- You will wear a compression stocking or bandages over the dressing. Your provider will show you how to apply the bandages.
To help treat a venous ulcer, the high pressure in the leg veins needs to be relieved.
- Wear compression stockings or bandages every day as instructed. They help prevent blood from pooling, reduce swelling, help with healing, and reduce pain.
- Put your feet above your heart as often as possible. For example, you can lie down with your feet propped up on pillows.
- Take a walk or exercise every day. Being active helps improve blood flow.
- Take medicines as directed to help with healing.
If ulcers do not heal well, your provider may recommend certain procedures or surgery to improve blood flow through your veins.
If you are at risk for venous ulcers, take the steps listed above under Wound Care. Also, check your feet and legs every day: the tops and bottoms, ankles, and heels. Look for cracks and changes in skin color.
Lifestyle changes can help prevent venous ulcers. The following measures may help improve blood flow and aid healing.
- Keep the skin of your lower legs well moisturized.
- Quit smoking. Smoking is bad for your blood vessels.
- If you have diabetes, keep your blood sugar level under control. This will help you heal faster.
- Exercise as much as you can. Staying active helps with blood flow.
- Eat healthy foods and get plenty of sleep at night.
- Lose weight if you are overweight.
- Manage your blood pressure and cholesterol levels.
When to Call the Doctor
Call your provider if there are any signs of infection, such as:
- Redness, increased warmth, or swelling around the wound
- More drainage than before or drainage that is yellowish or cloudy
- Fever or chills
- Increased pain
Boukovalas S, Aliano KA, Phillips LG, Norbury WB. Wound healing. In: Townsend CM Jr, Beauchamp RD, Evers BM, Mattox KL, eds. Sabiston Textbook of Surgery. 21st ed. St Louis, MO: Elsevier; 2022:chap 6.
Hafner A, Sprecher E. Ulcers. In: Bolognia JL, Schaffer JV, Cerroni L, eds. Dermatology. 4th ed. Philadelphia, PA: Elsevier; 2018:chap 105.
Smith SF, Duell DJ, Martin BC, Aebersold M, Gonzalez L. Wound care and dressings. In: Smith SF, Duell DJ, Martin BC, Aebersold M, Gonzalez L, eds. Clinical Nursing Skills: Basic to Advanced Skills. 9th ed. New York, NY: Pearson; 2017:chap 25.
Last reviewed on: 5/10/2022
Reviewed by: Deepak Sudheendra, MD, MHCI, RPVI, FSIR, Founder and CEO, 360 Vascular Institute, with an expertise in Vascular Interventional Radiology & Surgical Critical Care, Columbus, OH. Review provided by VeriMed Healthcare Network.

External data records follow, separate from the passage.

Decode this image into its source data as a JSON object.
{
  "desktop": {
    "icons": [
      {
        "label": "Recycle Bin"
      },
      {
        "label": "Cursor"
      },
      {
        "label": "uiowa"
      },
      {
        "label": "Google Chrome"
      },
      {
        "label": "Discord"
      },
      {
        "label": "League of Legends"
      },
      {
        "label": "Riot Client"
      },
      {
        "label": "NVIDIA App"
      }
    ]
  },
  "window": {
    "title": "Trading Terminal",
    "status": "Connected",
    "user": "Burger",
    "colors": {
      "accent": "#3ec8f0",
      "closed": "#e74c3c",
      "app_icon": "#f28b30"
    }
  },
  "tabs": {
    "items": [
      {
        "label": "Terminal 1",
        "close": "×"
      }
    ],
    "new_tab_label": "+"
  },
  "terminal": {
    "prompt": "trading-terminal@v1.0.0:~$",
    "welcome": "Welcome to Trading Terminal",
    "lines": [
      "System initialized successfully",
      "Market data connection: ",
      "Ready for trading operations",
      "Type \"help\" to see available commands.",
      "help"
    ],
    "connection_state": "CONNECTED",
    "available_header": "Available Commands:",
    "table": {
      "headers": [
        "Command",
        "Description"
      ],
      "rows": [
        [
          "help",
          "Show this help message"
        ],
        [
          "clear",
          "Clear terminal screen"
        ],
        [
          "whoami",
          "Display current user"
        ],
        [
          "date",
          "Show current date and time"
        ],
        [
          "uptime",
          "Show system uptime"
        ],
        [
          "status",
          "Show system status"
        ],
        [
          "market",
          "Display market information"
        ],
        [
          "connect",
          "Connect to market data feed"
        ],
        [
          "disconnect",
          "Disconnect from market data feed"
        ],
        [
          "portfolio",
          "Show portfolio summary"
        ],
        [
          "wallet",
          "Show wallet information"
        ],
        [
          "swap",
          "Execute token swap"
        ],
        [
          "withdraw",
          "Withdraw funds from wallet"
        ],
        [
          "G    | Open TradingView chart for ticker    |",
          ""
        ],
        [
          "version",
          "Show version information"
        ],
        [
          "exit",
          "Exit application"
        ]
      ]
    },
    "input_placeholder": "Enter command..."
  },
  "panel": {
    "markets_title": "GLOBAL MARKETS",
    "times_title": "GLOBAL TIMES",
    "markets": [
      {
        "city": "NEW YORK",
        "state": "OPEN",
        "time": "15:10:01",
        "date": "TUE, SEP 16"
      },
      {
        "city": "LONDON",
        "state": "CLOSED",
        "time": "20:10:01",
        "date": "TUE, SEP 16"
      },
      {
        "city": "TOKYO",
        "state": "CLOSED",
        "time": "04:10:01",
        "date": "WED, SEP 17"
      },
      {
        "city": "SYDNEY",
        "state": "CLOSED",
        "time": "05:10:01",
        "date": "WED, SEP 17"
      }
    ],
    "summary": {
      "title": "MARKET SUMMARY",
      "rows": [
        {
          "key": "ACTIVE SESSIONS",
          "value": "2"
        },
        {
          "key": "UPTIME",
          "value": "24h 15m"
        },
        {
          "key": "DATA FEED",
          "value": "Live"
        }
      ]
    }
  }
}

Also reviewed by David C. Dugdale, MD, Medical Director, Brenda Conaway, Editorial Director, and the A.D.A.M. Editorial team.